:: MATERIALS PROVIDED ::
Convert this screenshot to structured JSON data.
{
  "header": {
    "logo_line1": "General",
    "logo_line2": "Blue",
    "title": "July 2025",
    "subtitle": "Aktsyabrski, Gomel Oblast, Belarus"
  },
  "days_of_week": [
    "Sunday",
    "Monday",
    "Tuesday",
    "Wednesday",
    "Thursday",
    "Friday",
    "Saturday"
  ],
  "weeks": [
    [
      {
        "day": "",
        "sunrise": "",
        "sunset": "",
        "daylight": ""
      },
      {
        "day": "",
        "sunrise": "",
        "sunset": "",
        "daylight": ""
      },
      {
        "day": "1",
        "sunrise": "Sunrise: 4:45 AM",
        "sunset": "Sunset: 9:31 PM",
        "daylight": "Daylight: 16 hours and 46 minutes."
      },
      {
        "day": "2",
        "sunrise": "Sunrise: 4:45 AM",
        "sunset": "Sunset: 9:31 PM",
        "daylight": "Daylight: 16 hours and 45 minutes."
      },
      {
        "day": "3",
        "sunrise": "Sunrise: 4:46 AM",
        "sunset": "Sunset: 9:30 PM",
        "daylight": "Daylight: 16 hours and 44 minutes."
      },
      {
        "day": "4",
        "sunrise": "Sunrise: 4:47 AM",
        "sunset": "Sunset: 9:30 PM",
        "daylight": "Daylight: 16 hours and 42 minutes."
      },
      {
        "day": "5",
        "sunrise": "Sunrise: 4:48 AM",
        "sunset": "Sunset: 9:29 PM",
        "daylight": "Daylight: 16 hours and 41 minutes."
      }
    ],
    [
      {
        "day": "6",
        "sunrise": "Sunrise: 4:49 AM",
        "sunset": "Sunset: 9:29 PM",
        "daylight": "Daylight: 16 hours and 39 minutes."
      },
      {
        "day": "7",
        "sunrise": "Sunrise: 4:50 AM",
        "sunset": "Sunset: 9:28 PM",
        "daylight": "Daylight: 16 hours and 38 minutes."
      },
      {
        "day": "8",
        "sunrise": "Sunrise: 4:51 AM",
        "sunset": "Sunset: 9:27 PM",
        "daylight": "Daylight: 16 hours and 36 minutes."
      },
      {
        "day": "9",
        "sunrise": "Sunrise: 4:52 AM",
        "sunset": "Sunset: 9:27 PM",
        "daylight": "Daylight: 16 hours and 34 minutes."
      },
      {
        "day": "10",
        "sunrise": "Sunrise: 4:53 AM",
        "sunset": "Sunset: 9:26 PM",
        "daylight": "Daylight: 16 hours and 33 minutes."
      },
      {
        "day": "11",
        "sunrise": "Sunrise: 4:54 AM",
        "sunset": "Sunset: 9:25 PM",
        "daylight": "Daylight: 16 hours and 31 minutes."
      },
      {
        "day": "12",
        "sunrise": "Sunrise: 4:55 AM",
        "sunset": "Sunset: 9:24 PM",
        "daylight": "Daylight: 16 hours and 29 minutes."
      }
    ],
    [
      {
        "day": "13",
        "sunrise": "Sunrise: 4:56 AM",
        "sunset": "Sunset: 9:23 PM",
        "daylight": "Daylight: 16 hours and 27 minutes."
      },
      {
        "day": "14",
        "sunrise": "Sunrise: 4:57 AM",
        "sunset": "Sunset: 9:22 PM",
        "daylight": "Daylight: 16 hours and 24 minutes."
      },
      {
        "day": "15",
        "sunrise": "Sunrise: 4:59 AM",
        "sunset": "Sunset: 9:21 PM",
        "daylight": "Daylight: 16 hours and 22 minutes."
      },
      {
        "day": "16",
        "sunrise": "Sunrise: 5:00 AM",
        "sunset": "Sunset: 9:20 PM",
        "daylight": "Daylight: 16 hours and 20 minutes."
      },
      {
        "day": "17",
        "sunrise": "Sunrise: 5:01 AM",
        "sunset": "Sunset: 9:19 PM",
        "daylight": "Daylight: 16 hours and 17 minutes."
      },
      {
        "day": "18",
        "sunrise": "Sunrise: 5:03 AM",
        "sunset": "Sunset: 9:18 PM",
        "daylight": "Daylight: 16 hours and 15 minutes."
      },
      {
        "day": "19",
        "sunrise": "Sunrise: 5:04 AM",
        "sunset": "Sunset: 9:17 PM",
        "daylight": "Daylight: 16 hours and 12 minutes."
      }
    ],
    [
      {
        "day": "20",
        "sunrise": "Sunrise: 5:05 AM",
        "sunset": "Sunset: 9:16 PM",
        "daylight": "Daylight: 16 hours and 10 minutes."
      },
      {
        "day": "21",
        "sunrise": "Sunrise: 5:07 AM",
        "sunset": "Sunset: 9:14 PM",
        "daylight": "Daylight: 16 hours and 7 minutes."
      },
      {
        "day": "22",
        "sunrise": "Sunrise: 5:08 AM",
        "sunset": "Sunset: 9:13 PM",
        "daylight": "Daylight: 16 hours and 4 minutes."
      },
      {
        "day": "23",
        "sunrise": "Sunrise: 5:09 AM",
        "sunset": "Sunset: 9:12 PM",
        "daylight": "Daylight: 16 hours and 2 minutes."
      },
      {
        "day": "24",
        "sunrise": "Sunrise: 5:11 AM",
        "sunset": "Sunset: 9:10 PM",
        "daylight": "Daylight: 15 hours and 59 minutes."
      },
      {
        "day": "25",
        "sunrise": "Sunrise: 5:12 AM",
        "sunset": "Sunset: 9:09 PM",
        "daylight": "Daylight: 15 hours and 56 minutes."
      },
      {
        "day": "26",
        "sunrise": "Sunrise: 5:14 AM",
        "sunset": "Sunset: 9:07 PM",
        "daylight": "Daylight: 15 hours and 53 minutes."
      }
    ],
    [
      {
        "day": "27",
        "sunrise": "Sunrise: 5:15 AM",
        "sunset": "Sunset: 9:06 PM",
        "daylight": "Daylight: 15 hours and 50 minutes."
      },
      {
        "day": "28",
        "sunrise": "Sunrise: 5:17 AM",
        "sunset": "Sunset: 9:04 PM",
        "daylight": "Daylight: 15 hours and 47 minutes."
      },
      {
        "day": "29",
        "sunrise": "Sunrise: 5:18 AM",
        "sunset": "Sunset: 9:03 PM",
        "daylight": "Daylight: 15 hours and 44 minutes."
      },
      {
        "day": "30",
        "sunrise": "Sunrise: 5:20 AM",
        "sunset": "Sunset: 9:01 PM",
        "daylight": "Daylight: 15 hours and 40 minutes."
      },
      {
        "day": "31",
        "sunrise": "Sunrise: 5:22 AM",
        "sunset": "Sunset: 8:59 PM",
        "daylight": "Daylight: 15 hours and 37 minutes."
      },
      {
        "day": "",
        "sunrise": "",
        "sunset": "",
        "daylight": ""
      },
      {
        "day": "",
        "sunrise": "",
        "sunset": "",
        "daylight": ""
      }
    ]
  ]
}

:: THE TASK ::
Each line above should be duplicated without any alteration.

:: RESPONSE ::
Convert this screenshot to structured JSON data.
{
  "header": {
    "logo_line1": "General",
    "logo_line2": "Blue",
    "title": "July 2025",
    "subtitle": "Aktsyabrski, Gomel Oblast, Belarus"
  },
  "days_of_week": [
    "Sunday",
    "Monday",
    "Tuesday",
    "Wednesday",
    "Thursday",
    "Friday",
    "Saturday"
  ],
  "weeks": [
    [
      {
        "day": "",
        "sunrise": "",
        "sunset": "",
        "daylight": ""
      },
      {
        "day": "",
        "sunrise": "",
        "sunset": "",
        "daylight": ""
      },
      {
        "day": "1",
        "sunrise": "Sunrise: 4:45 AM",
        "sunset": "Sunset: 9:31 PM",
        "daylight": "Daylight: 16 hours and 46 minutes."
      },
      {
        "day": "2",
        "sunrise": "Sunrise: 4:45 AM",
        "sunset": "Sunset: 9:31 PM",
        "daylight": "Daylight: 16 hours and 45 minutes."
      },
      {
        "day": "3",
        "sunrise": "Sunrise: 4:46 AM",
        "sunset": "Sunset: 9:30 PM",
        "daylight": "Daylight: 16 hours and 44 minutes."
      },
      {
        "day": "4",
        "sunrise": "Sunrise: 4:47 AM",
        "sunset": "Sunset: 9:30 PM",
        "daylight": "Daylight: 16 hours and 42 minutes."
      },
      {
        "day": "5",
        "sunrise": "Sunrise: 4:48 AM",
        "sunset": "Sunset: 9:29 PM",
        "daylight": "Daylight: 16 hours and 41 minutes."
      }
    ],
    [
      {
        "day": "6",
        "sunrise": "Sunrise: 4:49 AM",
        "sunset": "Sunset: 9:29 PM",
        "daylight": "Daylight: 16 hours and 39 minutes."
      },
      {
        "day": "7",
        "sunrise": "Sunrise: 4:50 AM",
        "sunset": "Sunset: 9:28 PM",
        "daylight": "Daylight: 16 hours and 38 minutes."
      },
      {
        "day": "8",
        "sunrise": "Sunrise: 4:51 AM",
        "sunset": "Sunset: 9:27 PM",
        "daylight": "Daylight: 16 hours and 36 minutes."
      },
      {
        "day": "9",
        "sunrise": "Sunrise: 4:52 AM",
        "sunset": "Sunset: 9:27 PM",
        "daylight": "Daylight: 16 hours and 34 minutes."
      },
      {
        "day": "10",
        "sunrise": "Sunrise: 4:53 AM",
        "sunset": "Sunset: 9:26 PM",
        "daylight": "Daylight: 16 hours and 33 minutes."
      },
      {
        "day": "11",
        "sunrise": "Sunrise: 4:54 AM",
        "sunset": "Sunset: 9:25 PM",
        "daylight": "Daylight: 16 hours and 31 minutes."
      },
      {
        "day": "12",
        "sunrise": "Sunrise: 4:55 AM",
        "sunset": "Sunset: 9:24 PM",
        "daylight": "Daylight: 16 hours and 29 minutes."
      }
    ],
    [
      {
        "day": "13",
        "sunrise": "Sunrise: 4:56 AM",
        "sunset": "Sunset: 9:23 PM",
        "daylight": "Daylight: 16 hours and 27 minutes."
      },
      {
        "day": "14",
        "sunrise": "Sunrise: 4:57 AM",
        "sunset": "Sunset: 9:22 PM",
        "daylight": "Daylight: 16 hours and 24 minutes."
      },
      {
        "day": "15",
        "sunrise": "Sunrise: 4:59 AM",
        "sunset": "Sunset: 9:21 PM",
        "daylight": "Daylight: 16 hours and 22 minutes."
      },
      {
        "day": "16",
        "sunrise": "Sunrise: 5:00 AM",
        "sunset": "Sunset: 9:20 PM",
        "daylight": "Daylight: 16 hours and 20 minutes."
      },
      {
        "day": "17",
        "sunrise": "Sunrise: 5:01 AM",
        "sunset": "Sunset: 9:19 PM",
        "daylight": "Daylight: 16 hours and 17 minutes."
      },
      {
        "day": "18",
        "sunrise": "Sunrise: 5:03 AM",
        "sunset": "Sunset: 9:18 PM",
        "daylight": "Daylight: 16 hours and 15 minutes."
      },
      {
        "day": "19",
        "sunrise": "Sunrise: 5:04 AM",
        "sunset": "Sunset: 9:17 PM",
        "daylight": "Daylight: 16 hours and 12 minutes."
      }
    ],
    [
      {
        "day": "20",
        "sunrise": "Sunrise: 5:05 AM",
        "sunset": "Sunset: 9:16 PM",
        "daylight": "Daylight: 16 hours and 10 minutes."
      },
      {
        "day": "21",
        "sunrise": "Sunrise: 5:07 AM",
        "sunset": "Sunset: 9:14 PM",
        "daylight": "Daylight: 16 hours and 7 minutes."
      },
      {
        "day": "22",
        "sunrise": "Sunrise: 5:08 AM",
        "sunset": "Sunset: 9:13 PM",
        "daylight": "Daylight: 16 hours and 4 minutes."
      },
      {
        "day": "23",
        "sunrise": "Sunrise: 5:09 AM",
        "sunset": "Sunset: 9:12 PM",
        "daylight": "Daylight: 16 hours and 2 minutes."
      },
      {
        "day": "24",
        "sunrise": "Sunrise: 5:11 AM",
        "sunset": "Sunset: 9:10 PM",
        "daylight": "Daylight: 15 hours and 59 minutes."
      },
      {
        "day": "25",
        "sunrise": "Sunrise: 5:12 AM",
        "sunset": "Sunset: 9:09 PM",
        "daylight": "Daylight: 15 hours and 56 minutes."
      },
      {
        "day": "26",
        "sunrise": "Sunrise: 5:14 AM",
        "sunset": "Sunset: 9:07 PM",
        "daylight": "Daylight: 15 hours and 53 minutes."
      }
    ],
    [
      {
        "day": "27",
        "sunrise": "Sunrise: 5:15 AM",
        "sunset": "Sunset: 9:06 PM",
        "daylight": "Daylight: 15 hours and 50 minutes."
      },
      {
        "day": "28",
        "sunrise": "Sunrise: 5:17 AM",
        "sunset": "Sunset: 9:04 PM",
        "daylight": "Daylight: 15 hours and 47 minutes."
      },
      {
        "day": "29",
        "sunrise": "Sunrise: 5:18 AM",
        "sunset": "Sunset: 9:03 PM",
        "daylight": "Daylight: 15 hours and 44 minutes."
      },
      {
        "day": "30",
        "sunrise": "Sunrise: 5:20 AM",
        "sunset": "Sunset: 9:01 PM",
        "daylight": "Daylight: 15 hours and 40 minutes."
      },
      {
        "day": "31",
        "sunrise": "Sunrise: 5:22 AM",
        "sunset": "Sunset: 8:59 PM",
        "daylight": "Daylight: 15 hours and 37 minutes."
      },
      {
        "day": "",
        "sunrise": "",
        "sunset": "",
        "daylight": ""
      },
      {
        "day": "",
        "sunrise": "",
        "sunset": "",
        "daylight": ""
      }
    ]
  ]
}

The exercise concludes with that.